[ABOUT THIS EXERCISE]
Everything in the records below should be printed exactly, except the pictures.

---------------

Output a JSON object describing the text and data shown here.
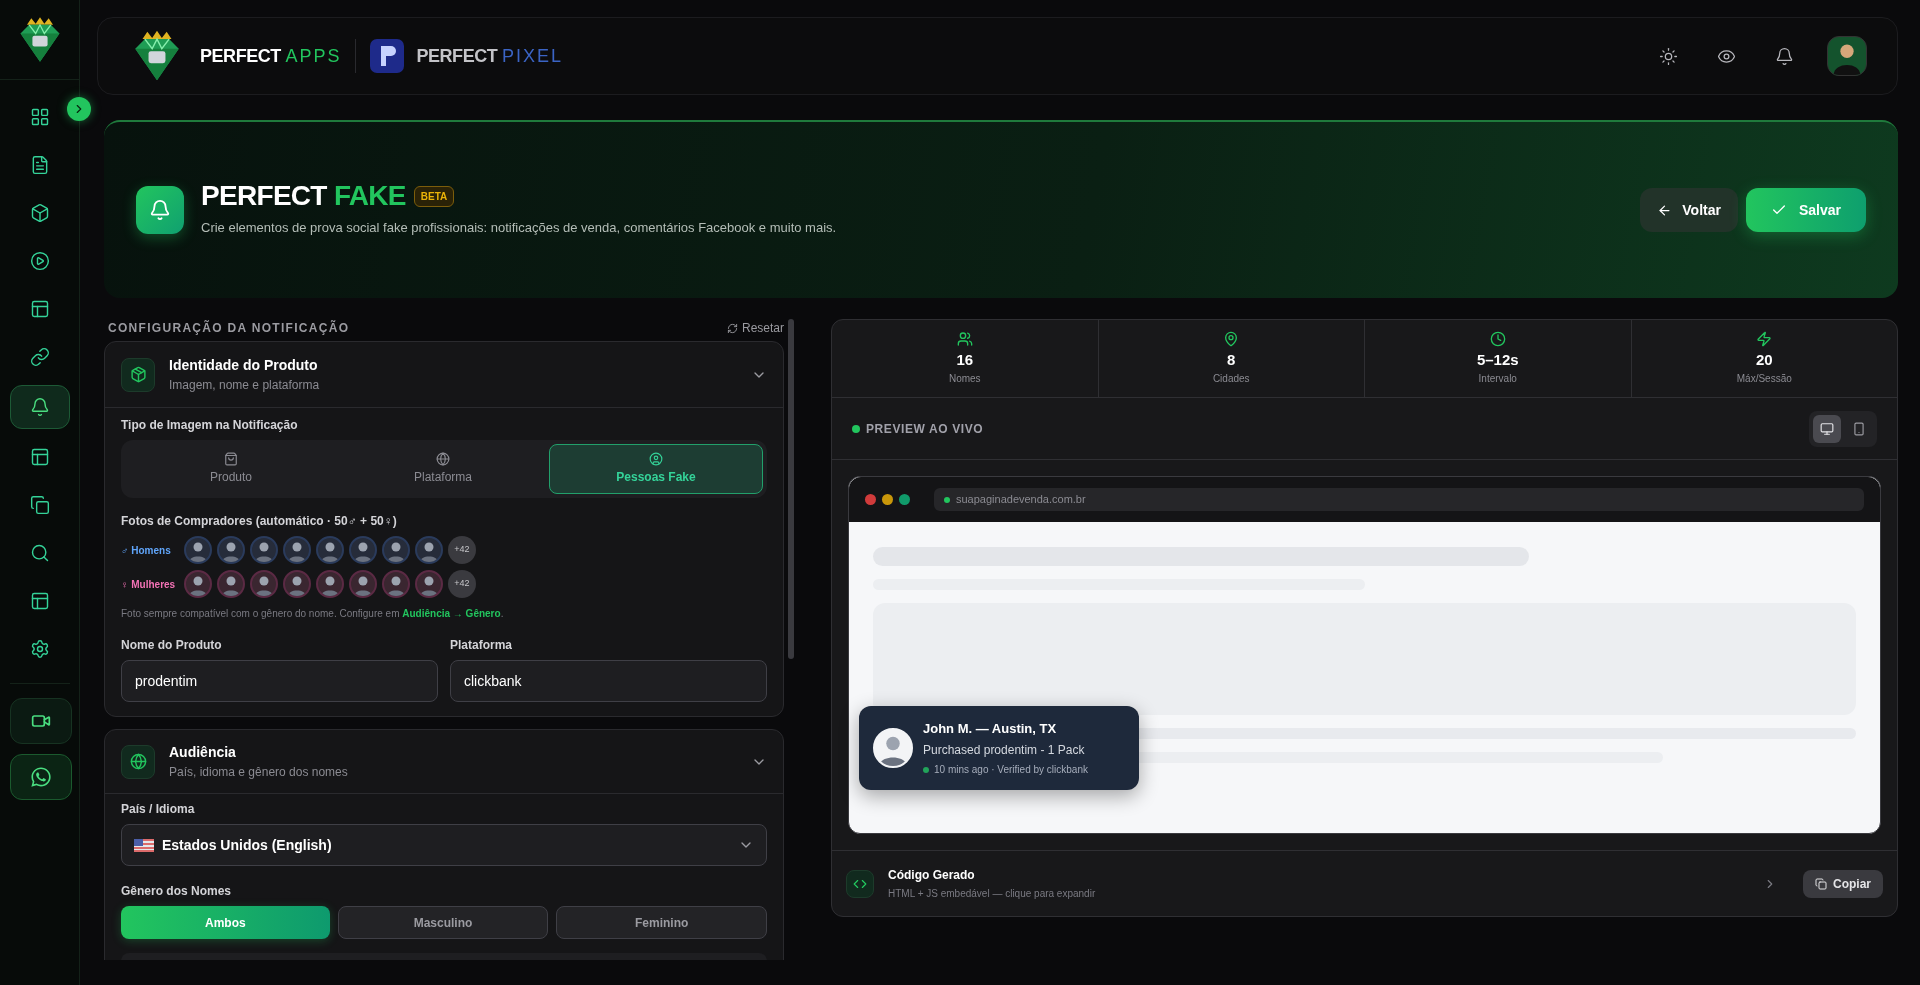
{
  "sidebar": {
    "items": [
      {
        "kind": "grid",
        "selected": false
      },
      {
        "kind": "file",
        "selected": false
      },
      {
        "kind": "box",
        "selected": false
      },
      {
        "kind": "play",
        "selected": false
      },
      {
        "kind": "layout",
        "selected": false
      },
      {
        "kind": "link",
        "selected": false
      },
      {
        "kind": "bell",
        "selected": true
      },
      {
        "kind": "layout",
        "selected": false
      },
      {
        "kind": "copy",
        "selected": false
      },
      {
        "kind": "search",
        "selected": false
      },
      {
        "kind": "layout",
        "selected": false
      },
      {
        "kind": "settings",
        "selected": false
      }
    ],
    "bottom_items": [
      {
        "kind": "video"
      },
      {
        "kind": "whatsapp"
      }
    ]
  },
  "header": {
    "brands": [
      {
        "kind": "apps",
        "word1": "PERFECT",
        "word2": "APPS"
      },
      {
        "kind": "pixel",
        "word1": "PERFECT",
        "word2": "PIXEL"
      }
    ],
    "actions": [
      {
        "kind": "sun"
      },
      {
        "kind": "eye"
      },
      {
        "kind": "bell"
      }
    ]
  },
  "hero": {
    "title_main": "PERFECT",
    "title_accent": "FAKE",
    "badge": "BETA",
    "subtitle": "Crie elementos de prova social fake profissionais: notificações de venda, comentários Facebook e muito mais.",
    "buttons": [
      {
        "kind": "back",
        "label": "Voltar"
      },
      {
        "kind": "save",
        "label": "Salvar"
      }
    ]
  },
  "config": {
    "heading": "CONFIGURAÇÃO DA NOTIFICAÇÃO",
    "reset": "Resetar",
    "product_card": {
      "title": "Identidade do Produto",
      "subtitle": "Imagem, nome e plataforma",
      "image_type_label": "Tipo de Imagem na Notificação",
      "image_types": [
        {
          "kind": "bag",
          "label": "Produto",
          "selected": false
        },
        {
          "kind": "globe",
          "label": "Plataforma",
          "selected": false
        },
        {
          "kind": "user",
          "label": "Pessoas Fake",
          "selected": true
        }
      ],
      "photos_label": "Fotos de Compradores (automático · 50♂ + 50♀)",
      "photo_rows": [
        {
          "kind": "male",
          "label": "♂ Homens",
          "more": "+42"
        },
        {
          "kind": "female",
          "label": "♀ Mulheres",
          "more": "+42"
        }
      ],
      "hint": "Foto sempre compatível com o gênero do nome. Configure em",
      "hint_link": "Audiência → Gênero",
      "hint_end": ".",
      "fields": [
        {
          "label": "Nome do Produto",
          "value": "prodentim"
        },
        {
          "label": "Plataforma",
          "value": "clickbank"
        }
      ]
    },
    "audience_card": {
      "title": "Audiência",
      "subtitle": "País, idioma e gênero dos nomes",
      "country_label": "País / Idioma",
      "country_value": "Estados Unidos (English)",
      "gender_label": "Gênero dos Nomes",
      "genders": [
        {
          "label": "Ambos",
          "selected": true
        },
        {
          "label": "Masculino",
          "selected": false
        },
        {
          "label": "Feminino",
          "selected": false
        }
      ]
    }
  },
  "preview": {
    "stats": [
      {
        "kind": "users",
        "value": "16",
        "label": "Nomes"
      },
      {
        "kind": "pin",
        "value": "8",
        "label": "Cidades"
      },
      {
        "kind": "clock",
        "value": "5–12s",
        "label": "Intervalo"
      },
      {
        "kind": "zap",
        "value": "20",
        "label": "Máx/Sessão"
      }
    ],
    "title": "PREVIEW AO VIVO",
    "devices": [
      {
        "kind": "desktop",
        "selected": true
      },
      {
        "kind": "mobile",
        "selected": false
      }
    ],
    "url": "suapaginadevenda.com.br",
    "toast": {
      "name": "John M. — Austin, TX",
      "action": "Purchased prodentim - 1 Pack",
      "meta": "10 mins ago · Verified by clickbank"
    },
    "code": {
      "title": "Código Gerado",
      "subtitle": "HTML + JS embedável — clique para expandir",
      "copy": "Copiar"
    }
  }
}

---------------

[SOLUTION TO THIS EXERCISE]
Output a JSON object describing the text and data shown here.
{
  "sidebar": {
    "items": [
      {
        "kind": "grid",
        "selected": false
      },
      {
        "kind": "file",
        "selected": false
      },
      {
        "kind": "box",
        "selected": false
      },
      {
        "kind": "play",
        "selected": false
      },
      {
        "kind": "layout",
        "selected": false
      },
      {
        "kind": "link",
        "selected": false
      },
      {
        "kind": "bell",
        "selected": true
      },
      {
        "kind": "layout",
        "selected": false
      },
      {
        "kind": "copy",
        "selected": false
      },
      {
        "kind": "search",
        "selected": false
      },
      {
        "kind": "layout",
        "selected": false
      },
      {
        "kind": "settings",
        "selected": false
      }
    ],
    "bottom_items": [
      {
        "kind": "video"
      },
      {
        "kind": "whatsapp"
      }
    ]
  },
  "header": {
    "brands": [
      {
        "kind": "apps",
        "word1": "PERFECT",
        "word2": "APPS"
      },
      {
        "kind": "pixel",
        "word1": "PERFECT",
        "word2": "PIXEL"
      }
    ],
    "actions": [
      {
        "kind": "sun"
      },
      {
        "kind": "eye"
      },
      {
        "kind": "bell"
      }
    ]
  },
  "hero": {
    "title_main": "PERFECT",
    "title_accent": "FAKE",
    "badge": "BETA",
    "subtitle": "Crie elementos de prova social fake profissionais: notificações de venda, comentários Facebook e muito mais.",
    "buttons": [
      {
        "kind": "back",
        "label": "Voltar"
      },
      {
        "kind": "save",
        "label": "Salvar"
      }
    ]
  },
  "config": {
    "heading": "CONFIGURAÇÃO DA NOTIFICAÇÃO",
    "reset": "Resetar",
    "product_card": {
      "title": "Identidade do Produto",
      "subtitle": "Imagem, nome e plataforma",
      "image_type_label": "Tipo de Imagem na Notificação",
      "image_types": [
        {
          "kind": "bag",
          "label": "Produto",
          "selected": false
        },
        {
          "kind": "globe",
          "label": "Plataforma",
          "selected": false
        },
        {
          "kind": "user",
          "label": "Pessoas Fake",
          "selected": true
        }
      ],
      "photos_label": "Fotos de Compradores (automático · 50♂ + 50♀)",
      "photo_rows": [
        {
          "kind": "male",
          "label": "♂ Homens",
          "more": "+42"
        },
        {
          "kind": "female",
          "label": "♀ Mulheres",
          "more": "+42"
        }
      ],
      "hint": "Foto sempre compatível com o gênero do nome. Configure em",
      "hint_link": "Audiência → Gênero",
      "hint_end": ".",
      "fields": [
        {
          "label": "Nome do Produto",
          "value": "prodentim"
        },
        {
          "label": "Plataforma",
          "value": "clickbank"
        }
      ]
    },
    "audience_card": {
      "title": "Audiência",
      "subtitle": "País, idioma e gênero dos nomes",
      "country_label": "País / Idioma",
      "country_value": "Estados Unidos (English)",
      "gender_label": "Gênero dos Nomes",
      "genders": [
        {
          "label": "Ambos",
          "selected": true
        },
        {
          "label": "Masculino",
          "selected": false
        },
        {
          "label": "Feminino",
          "selected": false
        }
      ]
    }
  },
  "preview": {
    "stats": [
      {
        "kind": "users",
        "value": "16",
        "label": "Nomes"
      },
      {
        "kind": "pin",
        "value": "8",
        "label": "Cidades"
      },
      {
        "kind": "clock",
        "value": "5–12s",
        "label": "Intervalo"
      },
      {
        "kind": "zap",
        "value": "20",
        "label": "Máx/Sessão"
      }
    ],
    "title": "PREVIEW AO VIVO",
    "devices": [
      {
        "kind": "desktop",
        "selected": true
      },
      {
        "kind": "mobile",
        "selected": false
      }
    ],
    "url": "suapaginadevenda.com.br",
    "toast": {
      "name": "John M. — Austin, TX",
      "action": "Purchased prodentim - 1 Pack",
      "meta": "10 mins ago · Verified by clickbank"
    },
    "code": {
      "title": "Código Gerado",
      "subtitle": "HTML + JS embedável — clique para expandir",
      "copy": "Copiar"
    }
  }
}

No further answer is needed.